(Records shown Opens)

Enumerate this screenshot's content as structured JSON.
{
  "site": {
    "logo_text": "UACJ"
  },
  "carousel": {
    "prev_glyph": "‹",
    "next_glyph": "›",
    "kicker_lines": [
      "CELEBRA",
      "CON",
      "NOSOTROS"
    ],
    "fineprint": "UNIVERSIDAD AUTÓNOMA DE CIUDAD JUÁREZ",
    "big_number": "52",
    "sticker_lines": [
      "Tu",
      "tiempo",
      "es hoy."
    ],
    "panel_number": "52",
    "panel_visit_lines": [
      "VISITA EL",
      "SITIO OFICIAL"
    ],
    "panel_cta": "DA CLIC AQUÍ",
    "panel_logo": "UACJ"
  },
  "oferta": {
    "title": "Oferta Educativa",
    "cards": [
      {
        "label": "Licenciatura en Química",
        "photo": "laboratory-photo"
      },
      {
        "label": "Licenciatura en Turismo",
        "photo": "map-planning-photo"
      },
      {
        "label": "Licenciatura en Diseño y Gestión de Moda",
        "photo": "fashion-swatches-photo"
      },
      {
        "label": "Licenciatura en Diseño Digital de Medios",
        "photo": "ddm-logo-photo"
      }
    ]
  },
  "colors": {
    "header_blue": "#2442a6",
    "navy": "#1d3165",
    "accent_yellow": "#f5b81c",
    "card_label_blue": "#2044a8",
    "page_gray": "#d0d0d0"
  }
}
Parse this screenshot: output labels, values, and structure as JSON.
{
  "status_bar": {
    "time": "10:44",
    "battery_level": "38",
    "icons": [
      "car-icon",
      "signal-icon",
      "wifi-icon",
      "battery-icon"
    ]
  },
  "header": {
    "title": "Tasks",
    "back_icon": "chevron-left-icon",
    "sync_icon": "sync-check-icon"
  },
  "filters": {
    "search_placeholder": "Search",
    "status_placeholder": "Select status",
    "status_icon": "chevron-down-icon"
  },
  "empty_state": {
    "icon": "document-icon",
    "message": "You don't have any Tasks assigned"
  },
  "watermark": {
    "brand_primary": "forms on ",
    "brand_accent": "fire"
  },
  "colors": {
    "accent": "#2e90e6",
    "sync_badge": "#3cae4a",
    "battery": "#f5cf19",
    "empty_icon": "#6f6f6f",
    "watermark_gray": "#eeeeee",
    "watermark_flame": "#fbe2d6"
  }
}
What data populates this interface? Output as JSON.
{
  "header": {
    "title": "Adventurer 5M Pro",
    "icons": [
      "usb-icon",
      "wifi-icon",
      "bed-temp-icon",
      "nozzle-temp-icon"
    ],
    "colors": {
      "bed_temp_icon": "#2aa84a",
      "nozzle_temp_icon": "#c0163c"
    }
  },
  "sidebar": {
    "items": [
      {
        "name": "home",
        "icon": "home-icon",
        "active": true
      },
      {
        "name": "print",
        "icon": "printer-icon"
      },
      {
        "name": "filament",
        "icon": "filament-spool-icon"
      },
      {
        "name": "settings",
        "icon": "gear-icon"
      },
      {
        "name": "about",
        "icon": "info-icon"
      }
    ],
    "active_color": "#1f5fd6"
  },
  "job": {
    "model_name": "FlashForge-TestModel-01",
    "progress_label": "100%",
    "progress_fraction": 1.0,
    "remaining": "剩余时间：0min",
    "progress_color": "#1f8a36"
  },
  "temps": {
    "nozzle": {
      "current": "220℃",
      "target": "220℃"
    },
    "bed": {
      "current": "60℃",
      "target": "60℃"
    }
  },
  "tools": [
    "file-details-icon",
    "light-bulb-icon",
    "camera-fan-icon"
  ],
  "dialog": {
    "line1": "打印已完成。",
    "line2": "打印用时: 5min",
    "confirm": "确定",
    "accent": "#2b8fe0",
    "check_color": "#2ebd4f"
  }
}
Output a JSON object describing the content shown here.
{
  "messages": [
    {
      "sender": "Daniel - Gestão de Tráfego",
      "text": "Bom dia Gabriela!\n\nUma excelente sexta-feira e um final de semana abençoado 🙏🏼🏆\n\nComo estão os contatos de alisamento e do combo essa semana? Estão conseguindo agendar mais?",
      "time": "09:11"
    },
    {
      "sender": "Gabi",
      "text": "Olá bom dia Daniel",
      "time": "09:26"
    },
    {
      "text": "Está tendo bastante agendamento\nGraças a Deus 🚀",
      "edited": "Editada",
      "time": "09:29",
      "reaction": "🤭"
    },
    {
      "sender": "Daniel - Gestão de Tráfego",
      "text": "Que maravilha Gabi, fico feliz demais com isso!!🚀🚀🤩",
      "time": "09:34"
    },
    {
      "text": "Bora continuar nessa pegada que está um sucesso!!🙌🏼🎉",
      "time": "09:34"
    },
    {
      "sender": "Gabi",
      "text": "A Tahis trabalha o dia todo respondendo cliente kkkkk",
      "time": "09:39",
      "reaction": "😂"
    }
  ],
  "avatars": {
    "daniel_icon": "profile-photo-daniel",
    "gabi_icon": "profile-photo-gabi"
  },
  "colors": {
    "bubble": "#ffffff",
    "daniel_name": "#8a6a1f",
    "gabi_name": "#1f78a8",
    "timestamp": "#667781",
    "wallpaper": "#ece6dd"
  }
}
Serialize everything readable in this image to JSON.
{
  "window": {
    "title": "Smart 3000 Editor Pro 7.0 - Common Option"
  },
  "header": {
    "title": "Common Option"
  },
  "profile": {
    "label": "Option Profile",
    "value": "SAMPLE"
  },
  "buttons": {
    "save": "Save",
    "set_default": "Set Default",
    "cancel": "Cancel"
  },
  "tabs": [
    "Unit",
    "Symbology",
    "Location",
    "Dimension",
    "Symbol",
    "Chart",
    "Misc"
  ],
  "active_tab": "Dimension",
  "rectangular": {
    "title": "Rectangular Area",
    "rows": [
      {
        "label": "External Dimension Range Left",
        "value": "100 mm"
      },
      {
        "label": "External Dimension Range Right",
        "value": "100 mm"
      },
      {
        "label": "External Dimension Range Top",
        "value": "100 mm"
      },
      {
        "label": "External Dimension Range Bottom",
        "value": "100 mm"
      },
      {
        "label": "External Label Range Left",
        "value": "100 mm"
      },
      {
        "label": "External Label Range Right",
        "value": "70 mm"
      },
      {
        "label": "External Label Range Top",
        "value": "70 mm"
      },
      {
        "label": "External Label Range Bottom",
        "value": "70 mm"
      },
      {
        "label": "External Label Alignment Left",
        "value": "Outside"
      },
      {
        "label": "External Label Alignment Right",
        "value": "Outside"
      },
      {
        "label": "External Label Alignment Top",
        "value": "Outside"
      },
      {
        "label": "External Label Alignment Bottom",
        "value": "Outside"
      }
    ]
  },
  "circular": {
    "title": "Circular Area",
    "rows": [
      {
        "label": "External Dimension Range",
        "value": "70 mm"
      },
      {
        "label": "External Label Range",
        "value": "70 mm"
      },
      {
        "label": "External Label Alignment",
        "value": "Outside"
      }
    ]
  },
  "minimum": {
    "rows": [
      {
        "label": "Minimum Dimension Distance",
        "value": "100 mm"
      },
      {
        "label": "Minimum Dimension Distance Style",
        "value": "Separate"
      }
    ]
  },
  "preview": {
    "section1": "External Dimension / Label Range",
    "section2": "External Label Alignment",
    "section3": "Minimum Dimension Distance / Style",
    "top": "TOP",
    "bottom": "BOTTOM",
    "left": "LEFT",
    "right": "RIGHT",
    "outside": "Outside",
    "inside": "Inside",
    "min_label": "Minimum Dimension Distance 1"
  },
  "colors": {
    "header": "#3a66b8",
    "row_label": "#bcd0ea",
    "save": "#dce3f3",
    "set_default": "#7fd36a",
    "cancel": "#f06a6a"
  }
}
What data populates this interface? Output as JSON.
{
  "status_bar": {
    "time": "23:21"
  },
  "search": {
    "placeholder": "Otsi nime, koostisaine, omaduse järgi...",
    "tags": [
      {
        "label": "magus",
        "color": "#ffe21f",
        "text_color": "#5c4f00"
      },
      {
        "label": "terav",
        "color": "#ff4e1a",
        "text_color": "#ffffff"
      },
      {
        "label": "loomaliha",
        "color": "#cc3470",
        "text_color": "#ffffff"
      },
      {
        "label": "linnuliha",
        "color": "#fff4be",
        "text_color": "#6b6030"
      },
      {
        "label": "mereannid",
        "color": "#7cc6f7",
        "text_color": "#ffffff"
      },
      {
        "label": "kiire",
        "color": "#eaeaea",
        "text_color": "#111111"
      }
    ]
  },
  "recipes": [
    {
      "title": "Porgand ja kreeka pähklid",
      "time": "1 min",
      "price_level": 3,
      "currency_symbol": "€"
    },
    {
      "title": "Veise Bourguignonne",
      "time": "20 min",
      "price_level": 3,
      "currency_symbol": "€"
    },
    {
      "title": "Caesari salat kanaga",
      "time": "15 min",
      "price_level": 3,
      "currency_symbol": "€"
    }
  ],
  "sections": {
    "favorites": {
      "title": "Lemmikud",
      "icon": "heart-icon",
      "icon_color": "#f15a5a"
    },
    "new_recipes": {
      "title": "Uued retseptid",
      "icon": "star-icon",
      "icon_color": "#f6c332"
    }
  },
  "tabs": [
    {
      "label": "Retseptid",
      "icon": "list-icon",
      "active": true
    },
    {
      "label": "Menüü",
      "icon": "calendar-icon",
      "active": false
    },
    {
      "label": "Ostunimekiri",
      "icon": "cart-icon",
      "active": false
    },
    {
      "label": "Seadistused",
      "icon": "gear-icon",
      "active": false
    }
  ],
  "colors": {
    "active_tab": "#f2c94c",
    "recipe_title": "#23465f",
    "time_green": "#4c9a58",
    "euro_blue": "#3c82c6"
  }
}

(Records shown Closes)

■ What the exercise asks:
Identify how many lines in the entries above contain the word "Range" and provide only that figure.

■ Solution to this task:
11